Ullswater 'Steamers' Times Repairs To Protect Atlantic Salmon

The salmon population in and around beautiful Lake Ullswater, in the Lake District, is being protected thanks to a local cruise company scheduling essential pier repair work at a time that will not disturb laid salmon eggs.

Ullswater ‘Steamers’ stopped sailing from Pooley Bridge, at the top of the lake, on August 31 and will not cruise from there until the pier is repaired in mid-October, but there are cruises running from Glenridding and Howtown Piers.

Although, economically this could be disadvantageous, the company recognised that the Atlantic Salmon population would be migrating back into the lake in the autumn, to lay their eggs, and lake bed disturbance in November would adversely affect the spring hatching.

This decision was made in conjunction with the Eden Rivers Trust and Ullswater ‘Steamers’ is helping the public understand more about the ecology of the lake by having a storyboard positioned at its Pooley Bridge Pier.

Ullswater ‘Steamers’The ‘Steamers’ experienced substantial damage to piers at Pooley Bridge and Glenridding Pier House between November 18-20, 2009, when Cumbria experienced its worst storms for over 100 years and a downpour of 372 mm of rain. The lake water level on Ullswater rose 4 metres higher than on average and this, coupled with high winds, destroyed a significant part of the piers.

Although the Pooley Bridge Pier was partially repaired over the winter, the permanent reconstruction work has to be completed. Work will be tackled in September and early October, with the ‘Steamers’ sailing from Howtown and Glenridding only at this time.

During these six-weeks, the company is donating sums raised through its Howtown to Glenridding visitor payback scheme to the Eden Rivers Trust, rather than to Nurture Lakeland, the beneficiary for the rest of the year.  This scheme operates on the basis of a 10 pence donation per passenger fare sold on sailings on the Howtown to Glenridding route.
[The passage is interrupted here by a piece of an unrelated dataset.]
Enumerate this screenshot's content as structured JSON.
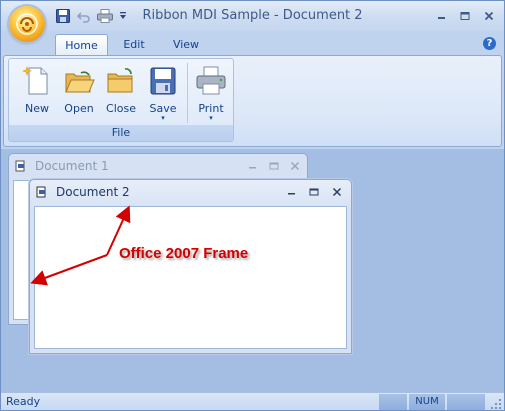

The River Eden, has one of the largest populations of Atlantic salmon (Salmo salar) in northern England, being a large river system flowing over a varied and base-rich geological landscape.
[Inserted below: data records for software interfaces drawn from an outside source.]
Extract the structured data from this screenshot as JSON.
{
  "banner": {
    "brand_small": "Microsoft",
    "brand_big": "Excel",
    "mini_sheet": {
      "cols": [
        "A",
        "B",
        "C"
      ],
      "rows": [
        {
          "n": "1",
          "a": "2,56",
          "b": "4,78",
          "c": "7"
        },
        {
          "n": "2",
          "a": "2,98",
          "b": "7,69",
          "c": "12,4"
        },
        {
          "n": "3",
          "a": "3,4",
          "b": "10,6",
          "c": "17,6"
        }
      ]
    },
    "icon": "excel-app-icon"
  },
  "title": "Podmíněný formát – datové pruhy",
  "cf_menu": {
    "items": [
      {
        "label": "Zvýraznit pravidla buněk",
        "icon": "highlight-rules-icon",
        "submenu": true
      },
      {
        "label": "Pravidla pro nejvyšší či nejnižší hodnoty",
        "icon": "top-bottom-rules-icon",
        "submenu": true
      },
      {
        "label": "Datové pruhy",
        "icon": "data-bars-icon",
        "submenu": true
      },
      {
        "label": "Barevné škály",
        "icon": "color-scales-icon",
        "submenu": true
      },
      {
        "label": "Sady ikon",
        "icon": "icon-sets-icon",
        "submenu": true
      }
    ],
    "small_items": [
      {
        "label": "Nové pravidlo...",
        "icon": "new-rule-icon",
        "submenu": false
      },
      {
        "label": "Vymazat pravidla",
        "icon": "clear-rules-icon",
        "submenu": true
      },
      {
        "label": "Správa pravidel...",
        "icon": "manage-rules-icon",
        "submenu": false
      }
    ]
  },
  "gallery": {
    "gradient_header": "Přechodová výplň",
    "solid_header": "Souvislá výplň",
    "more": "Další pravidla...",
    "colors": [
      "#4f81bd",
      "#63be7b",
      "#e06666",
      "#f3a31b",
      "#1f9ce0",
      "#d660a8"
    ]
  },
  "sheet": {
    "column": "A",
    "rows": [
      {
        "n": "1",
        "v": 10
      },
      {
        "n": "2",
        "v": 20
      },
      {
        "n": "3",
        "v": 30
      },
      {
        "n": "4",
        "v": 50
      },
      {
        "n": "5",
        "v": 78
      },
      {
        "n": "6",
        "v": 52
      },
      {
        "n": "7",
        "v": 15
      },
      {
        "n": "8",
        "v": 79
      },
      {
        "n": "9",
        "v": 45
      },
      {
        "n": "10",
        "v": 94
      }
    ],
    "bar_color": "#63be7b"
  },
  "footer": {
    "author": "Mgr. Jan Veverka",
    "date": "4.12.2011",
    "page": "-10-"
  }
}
The Atlantic Salmon migrate to the sea to mature, living up to four years in the salt water before returning to spawn in their native freshwater streams.  Most return to the river of their birth and, for many, this will be the Eden.
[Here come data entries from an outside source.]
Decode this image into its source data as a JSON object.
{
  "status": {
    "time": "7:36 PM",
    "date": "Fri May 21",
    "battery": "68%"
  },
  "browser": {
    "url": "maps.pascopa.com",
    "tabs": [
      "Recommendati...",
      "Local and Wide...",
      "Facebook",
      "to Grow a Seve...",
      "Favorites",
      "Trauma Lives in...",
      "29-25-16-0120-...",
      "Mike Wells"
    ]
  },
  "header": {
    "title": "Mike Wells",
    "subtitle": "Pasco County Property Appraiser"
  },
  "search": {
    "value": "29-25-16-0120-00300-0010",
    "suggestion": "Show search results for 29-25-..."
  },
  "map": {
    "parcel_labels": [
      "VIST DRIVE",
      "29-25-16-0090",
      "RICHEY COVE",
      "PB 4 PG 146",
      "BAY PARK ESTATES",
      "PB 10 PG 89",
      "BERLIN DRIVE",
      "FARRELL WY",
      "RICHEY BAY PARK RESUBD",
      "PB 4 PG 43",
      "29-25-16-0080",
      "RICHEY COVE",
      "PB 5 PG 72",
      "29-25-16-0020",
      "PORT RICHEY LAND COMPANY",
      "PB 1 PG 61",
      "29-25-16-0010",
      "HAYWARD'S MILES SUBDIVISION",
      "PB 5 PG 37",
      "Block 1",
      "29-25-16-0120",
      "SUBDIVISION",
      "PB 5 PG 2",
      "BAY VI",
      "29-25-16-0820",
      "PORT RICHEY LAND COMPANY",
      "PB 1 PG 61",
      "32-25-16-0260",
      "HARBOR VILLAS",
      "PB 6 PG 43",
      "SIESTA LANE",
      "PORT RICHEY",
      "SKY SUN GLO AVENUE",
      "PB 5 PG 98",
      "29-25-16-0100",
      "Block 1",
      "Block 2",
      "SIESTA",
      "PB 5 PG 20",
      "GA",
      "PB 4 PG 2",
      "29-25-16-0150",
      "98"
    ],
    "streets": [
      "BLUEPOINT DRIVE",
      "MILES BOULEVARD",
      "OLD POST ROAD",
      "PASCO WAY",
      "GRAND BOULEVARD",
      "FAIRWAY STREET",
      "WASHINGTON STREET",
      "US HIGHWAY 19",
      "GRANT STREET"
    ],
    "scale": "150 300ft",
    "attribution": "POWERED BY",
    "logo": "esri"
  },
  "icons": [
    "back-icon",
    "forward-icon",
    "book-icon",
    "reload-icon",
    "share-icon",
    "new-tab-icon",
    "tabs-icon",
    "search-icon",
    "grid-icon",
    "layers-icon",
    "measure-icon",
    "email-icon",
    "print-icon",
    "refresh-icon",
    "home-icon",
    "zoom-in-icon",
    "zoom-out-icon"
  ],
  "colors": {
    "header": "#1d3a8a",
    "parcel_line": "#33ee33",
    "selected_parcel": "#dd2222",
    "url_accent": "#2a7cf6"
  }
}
Ullswater ‘Steamers’ was a Highly Commended runner-up in the November 2008 Virgin Holidays Responsible Tourism Awards and was a contender in these awards again in 2009.  It also has a Green Tourism Business Scheme (GTBS) Silver Grading and is working towards a gold grading.

The ‘Steamers’ assists various wildlife charities through themed cruises focused on wildlife. It helps educate passengers of all ages by providing engaging information about the bio-diversity of the Ullswater area.  Through its various means of generating sums for wildlife charities, it also makes a direct monetary contribution to several local environmental projects.  

More information about Ullswater ‘Steamers’ can be found at www.ullswater-steamers.co.uk